Grammatical or mechanical errors, if present, are minor.
Score of 2—Fair
The letter discusses an issue or issues raised in the editorial, article, or opinion piece to which it responds but may be unclear or vague as to its focus.
The letter is sometimes repetitive or vague in language.
The letter does not make a clear point or does not provide support for its points.
Grammatical or mechanical errors inhibit communication.
Score of 1—Poor
The letter fails to clearly address an issue raised in the article.
May have a few errors in grammar, usage, and mechanics.
May have some errors but generally demonstrates con-trol of grammar, usage, and mechanics
Has an accumulation of errors in grammar, usage, and mechanics that sometimes interfere with meaning.
Is marred by numerous errors in grammar, usage, and mechanics that frequently interfere with meaning.
Has serious and persistent errors in grammar, usage, and mechanics that severely interfere with meaning.
Part II: Editing Checklist
Are there fragments, comma splices, or fused sentences?

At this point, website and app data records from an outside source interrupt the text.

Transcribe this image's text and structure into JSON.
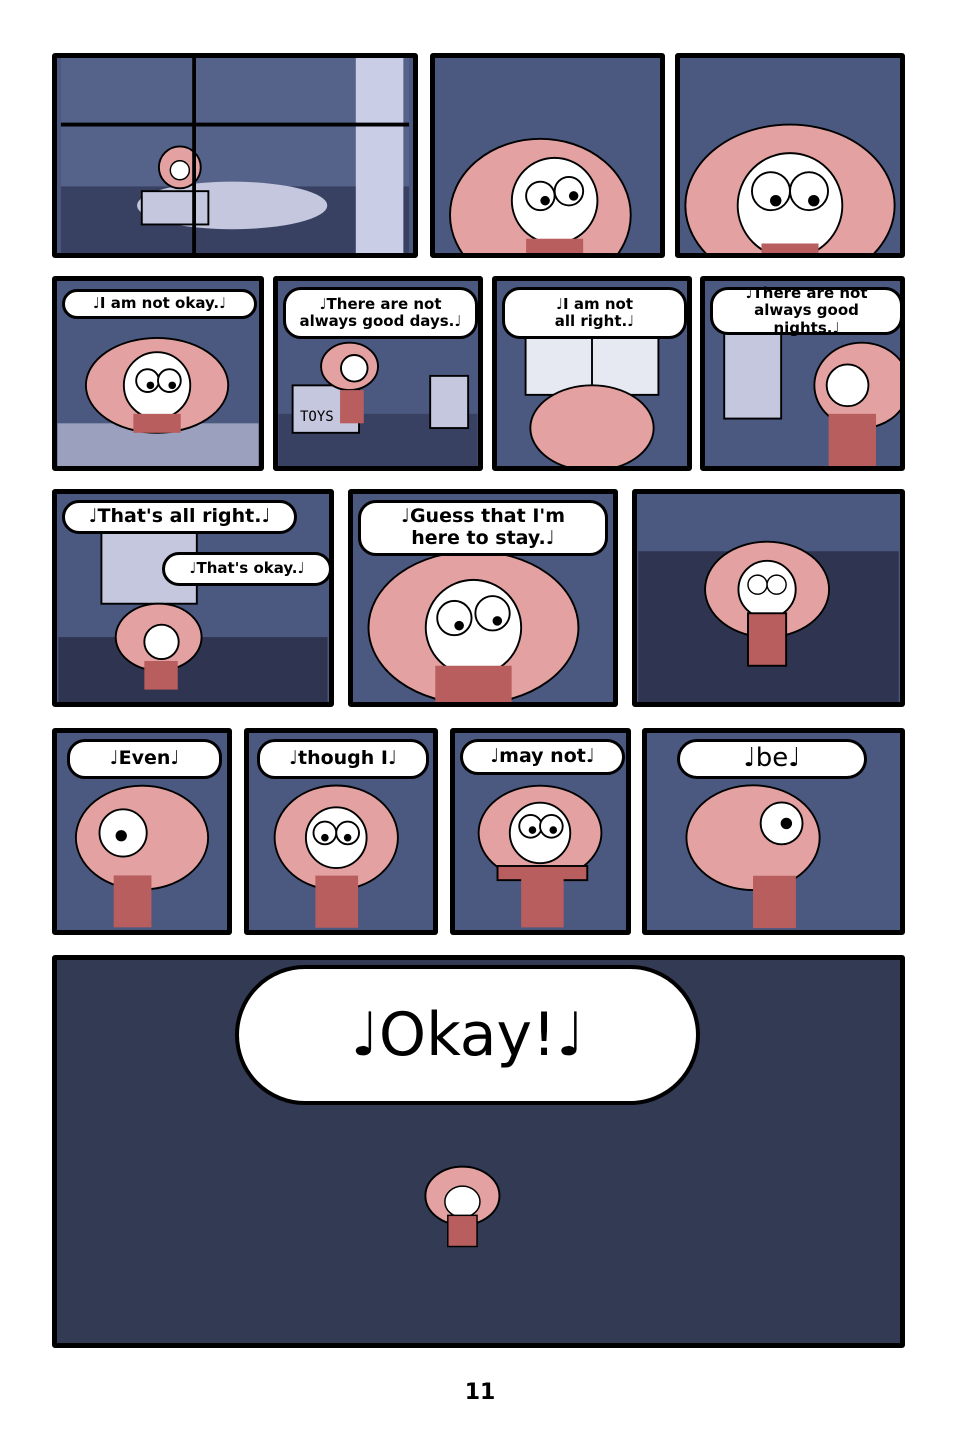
{
  "colors": {
    "wall": "#4b5880",
    "wall_dark": "#3a4266",
    "floor": "#2f3550",
    "hair": "#e3a1a1",
    "shirt": "#b85e5e",
    "skin": "#ffffff",
    "outline": "#000000"
  },
  "rows": [
    {
      "panels": [
        {
          "scene": "bedroom-window"
        },
        {
          "scene": "girl-face-close"
        },
        {
          "scene": "girl-face-closer"
        }
      ]
    },
    {
      "panels": [
        {
          "scene": "girl-at-desk",
          "lyric": "♩I am not okay.♩"
        },
        {
          "scene": "girl-by-toys",
          "lyric": "♩There are not\nalways good days.♩",
          "toys_label": "TOYS"
        },
        {
          "scene": "girl-at-window",
          "lyric": "♩I am not\nall right.♩"
        },
        {
          "scene": "girl-pulls-curtain",
          "lyric": "♩There are not\nalways good nights.♩"
        }
      ]
    },
    {
      "panels": [
        {
          "scene": "girl-by-curtain",
          "lyric": "♩That's all right.♩",
          "lyric2": "♩That's okay.♩"
        },
        {
          "scene": "girl-center",
          "lyric": "♩Guess that I'm\nhere to stay.♩"
        },
        {
          "scene": "girl-standing"
        }
      ]
    },
    {
      "panels": [
        {
          "scene": "girl-side",
          "lyric": "♩Even♩"
        },
        {
          "scene": "girl-front",
          "lyric": "♩though I♩"
        },
        {
          "scene": "girl-arms-out",
          "lyric": "♩may not♩"
        },
        {
          "scene": "girl-turning",
          "lyric": "♩be♩"
        }
      ]
    },
    {
      "panels": [
        {
          "scene": "girl-far-away",
          "lyric": "♩Okay!♩"
        }
      ]
    }
  ],
  "page_number": "11"
}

Are word choices appropriate in meaning, connotation, and tone?
Do main verbs agree with the subject in person and number?
Is the tense appropriate to the topic and style? Does the writing shift back and forth from present to past inappropriately?
Are any parts of verb phrases missing or incorrect? Are verb endings correct? Do other words have correct endings and forms?
Do regular plurals end in “s”? Are irregular plurals correct? Are there problems with count and non-count nouns?
Are articles (a, an, and the) used correctly? (Note: Proper nouns generally don’t have an article, with exceptions like “the United States” and “the Soviet Union,” which are more like descriptions than names.)
Are words spelled correctly?
Are periods, commas, and question marks used correctly? Are quotations punctuated correctly? Are capital letters used appropriately?
Does every pronoun have a clear referent? (Note: Pronouns without referents or with multiple possible referents create a vague, confusing style.)
Are there other important problems?
RHETORIC OF THE OP-ED PAGE- STUDENT VERSION CSU Expository Reading and Writing Course |